Today's announcement of two PlayStation branded tablets demonstrates that Sony has genuine aspirations in making an impact in a market dominated by Apple's iPad. The question is, does the new hardware have enough under the bonnet to seriously challenge the current undisputed leader in the sector?
First impressions of the devices are positive. Whether it's televisions, games consoles or computers, Sony has a reputation for bringing a certain cutting-edge style to its devices, and the physical make-up of both the 9.4-inch S1 tablet and the dual 5.5-inch S2 clamshell suggest a high level of gadget chic and general build quality.
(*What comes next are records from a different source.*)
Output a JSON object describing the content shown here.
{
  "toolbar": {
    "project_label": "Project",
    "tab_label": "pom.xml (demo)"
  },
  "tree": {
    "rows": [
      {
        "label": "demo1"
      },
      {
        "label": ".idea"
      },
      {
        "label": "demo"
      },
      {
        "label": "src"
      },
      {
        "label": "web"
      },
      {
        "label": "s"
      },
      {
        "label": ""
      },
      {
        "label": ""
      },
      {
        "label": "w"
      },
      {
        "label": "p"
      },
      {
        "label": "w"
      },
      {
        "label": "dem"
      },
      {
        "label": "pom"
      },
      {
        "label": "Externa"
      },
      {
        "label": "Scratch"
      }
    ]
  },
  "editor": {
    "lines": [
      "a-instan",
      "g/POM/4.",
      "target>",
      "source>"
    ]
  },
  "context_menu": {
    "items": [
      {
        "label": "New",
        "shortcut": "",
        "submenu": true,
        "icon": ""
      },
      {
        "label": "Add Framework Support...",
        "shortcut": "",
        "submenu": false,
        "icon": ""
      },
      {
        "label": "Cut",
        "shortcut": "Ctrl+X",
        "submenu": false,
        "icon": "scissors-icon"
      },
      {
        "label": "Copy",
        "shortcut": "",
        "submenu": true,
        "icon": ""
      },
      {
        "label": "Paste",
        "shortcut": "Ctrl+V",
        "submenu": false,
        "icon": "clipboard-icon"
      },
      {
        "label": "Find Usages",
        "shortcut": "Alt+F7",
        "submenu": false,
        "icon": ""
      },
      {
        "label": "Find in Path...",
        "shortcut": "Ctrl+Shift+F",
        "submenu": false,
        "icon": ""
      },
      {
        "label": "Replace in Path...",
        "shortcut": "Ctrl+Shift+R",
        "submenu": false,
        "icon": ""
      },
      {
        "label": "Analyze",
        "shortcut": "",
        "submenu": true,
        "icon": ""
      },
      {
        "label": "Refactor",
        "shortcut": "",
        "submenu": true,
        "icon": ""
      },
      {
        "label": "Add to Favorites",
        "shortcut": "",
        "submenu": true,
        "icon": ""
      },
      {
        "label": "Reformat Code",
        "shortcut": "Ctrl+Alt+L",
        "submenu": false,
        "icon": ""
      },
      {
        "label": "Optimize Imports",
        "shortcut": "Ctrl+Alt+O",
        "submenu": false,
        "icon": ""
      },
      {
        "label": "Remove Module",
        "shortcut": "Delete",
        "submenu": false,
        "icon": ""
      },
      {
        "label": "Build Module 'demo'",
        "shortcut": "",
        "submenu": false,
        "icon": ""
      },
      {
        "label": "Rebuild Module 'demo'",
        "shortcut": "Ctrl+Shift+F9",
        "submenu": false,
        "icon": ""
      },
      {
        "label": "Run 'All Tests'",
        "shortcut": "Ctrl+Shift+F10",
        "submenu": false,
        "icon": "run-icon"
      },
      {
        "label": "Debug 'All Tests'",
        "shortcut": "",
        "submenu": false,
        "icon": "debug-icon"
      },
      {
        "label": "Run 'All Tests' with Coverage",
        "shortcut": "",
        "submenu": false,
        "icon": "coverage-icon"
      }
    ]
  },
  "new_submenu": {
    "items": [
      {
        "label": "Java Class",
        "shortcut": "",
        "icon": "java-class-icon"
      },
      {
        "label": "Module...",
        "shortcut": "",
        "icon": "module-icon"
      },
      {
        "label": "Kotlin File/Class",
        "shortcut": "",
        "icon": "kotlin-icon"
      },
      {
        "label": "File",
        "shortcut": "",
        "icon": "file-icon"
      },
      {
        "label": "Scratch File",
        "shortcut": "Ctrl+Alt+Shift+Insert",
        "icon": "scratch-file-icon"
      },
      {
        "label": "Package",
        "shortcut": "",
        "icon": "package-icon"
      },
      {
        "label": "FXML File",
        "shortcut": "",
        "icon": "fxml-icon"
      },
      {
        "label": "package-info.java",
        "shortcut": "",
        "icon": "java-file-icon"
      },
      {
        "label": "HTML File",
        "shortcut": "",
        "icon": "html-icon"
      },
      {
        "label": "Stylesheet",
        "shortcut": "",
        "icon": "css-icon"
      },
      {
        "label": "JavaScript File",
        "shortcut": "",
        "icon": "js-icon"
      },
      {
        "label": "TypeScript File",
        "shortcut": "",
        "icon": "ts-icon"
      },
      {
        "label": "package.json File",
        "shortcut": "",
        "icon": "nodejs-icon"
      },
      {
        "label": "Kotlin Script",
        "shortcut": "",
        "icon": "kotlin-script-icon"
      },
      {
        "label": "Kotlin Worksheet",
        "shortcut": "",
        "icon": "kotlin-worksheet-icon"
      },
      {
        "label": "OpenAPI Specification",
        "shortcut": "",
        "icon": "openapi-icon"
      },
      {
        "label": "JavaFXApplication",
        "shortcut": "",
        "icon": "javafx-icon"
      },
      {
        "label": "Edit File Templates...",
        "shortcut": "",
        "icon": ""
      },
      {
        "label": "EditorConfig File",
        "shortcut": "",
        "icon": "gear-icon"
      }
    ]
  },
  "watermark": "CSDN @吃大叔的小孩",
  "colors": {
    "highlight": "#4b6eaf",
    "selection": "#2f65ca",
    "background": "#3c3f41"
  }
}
Sony is also attempting to innovate on tablet mobility with the shape of the S2 - a device you can fold up and stick in your pocket. The bulkier S1 appears to be designed for use mainly at home, while S2 is the machine you take with you on your travels. Both seem to use the same core architecture and feature front and rear-facing cameras.
Basic functionality comes via Google's Honeycomb Android operating system, boosted with additional offerings, such as being able to use the tablets as remote controls for Bravia AV kit. You can also to stream media content to TVs and wireless speakers. Sony's choice of core technology ensures that both tablets should be able to decode 1080p h264 content with little effort.
Further services are supplied courtesy of Sony's own stable of media outlets: Qriocity covers music and video, while PlayStation Suite offers a range of PSone games to download (we'll assume that the Android titles ported to Xperia Play will also function on the tablets). There's also eBook functionality via the Reader Store - Sony's bespoke eReader service.
These services give Sony an edge against a great many of its competitors in the Android market. From the consumer's perspective, however, the real question is whether these services can deliver market-leading quality and quantity against the iTunes juggernaut and its irresistible App Store.
Questions surround the technical make-up of the devices themselves. The Sony tablets appear to be operating with a similar specification to the Motorola Xoom, which uses an NVIDIA Tegra 2 SoC (system on chip). Assuming it is indeed the same tech and not the yet-to-be-released NVIDIA "Kal-El" chipset, we're looking at a dual core ARM Cortex-A9 CPU that matches the iPad 2, married to a GPU component that significantly outperforms the original iPad, but doesn't quite make the grade compared to Apple's latest tablet.
iPad 2's A5 processor utilises a PowerVR SGX543 MP2, a graphics processor that comprehensively bests Tegra 2 in these Anandtech benchmarks. The iPad 2 SoC represents an enormous leap in graphical power, designed to expand Apple's reach in the gaming sector. Few anticipated such a leap in performance, and it's difficult to avoid the conclusion that Sony opted for an architecture it anticipated being competitive with iPad 2 as opposed to the technological monster that Apple actually unleashed - something we'll be looking at in more detail later this week on Digital Foundry.
Despite the PlayStation branding, the tablets lack a key unique selling point. The Xperia Play has a physical control interface designed for games, but screenshots of the S1 and S2 show a touch-screen-driven interface mimicking the Play's physical controls; exactly the sort of halfway house used by developers looking to bring a conventional control system onto touch-screen devices.
This is where we have real concerns about the viability of the devices as PlayStation products. The best games have divorced themselves completely from input mechanisms like this, while others have implemented a system where controls dynamically remap according to where the player rests his thumbs. What we've seen so far of the PlayStation S1 and S2 control mapping suggests a locked configuration.
Right now there's little else we can comment on. The grunt of Sony's S1 and S2 tablets may fall a little short of iPad 2, but it's far too soon to pass final judgement. With a Honeycomb OS, slick Sony enhancements and the potential of Adobe Flash compatibility, the S1 and S2 may gain a tangible edge in terms of browsing functionality. There are interesting opportunities for multitasking on S2, with the device potentially running bespoke apps on each of the 1024x480 screens. But will the market will embrace this over conventional smartphone on-the-go web browsing?
From a gaming standpoint, if we are dealing with the same core processor found in the Motorola Xoom then there's a clear power deficit compared to iPad 2. But whether any iPad 2 games will capitalise on all of that raw grunt any time soon remains to be seen. Remember that the lion's share of games still need to run well on old pre-iPad 2 iOS hardware, which both S1 and S2 should be able to effortlessly outperform. That said, it's going to require titanic momentum to oust the App Store as the number one destination for mobile gaming.
Sony's previously stated aim has been to catapult itself directly into the number two position in the tablet market, directly behind Apple. It's not the only company with such aims, however - there's going to be a colossal amount of competition from other Android devices.
As debut tablets, the S1 and S2 are both very promising. Now all we need to know is how much these tablets will cost and when this autumn we can expect them.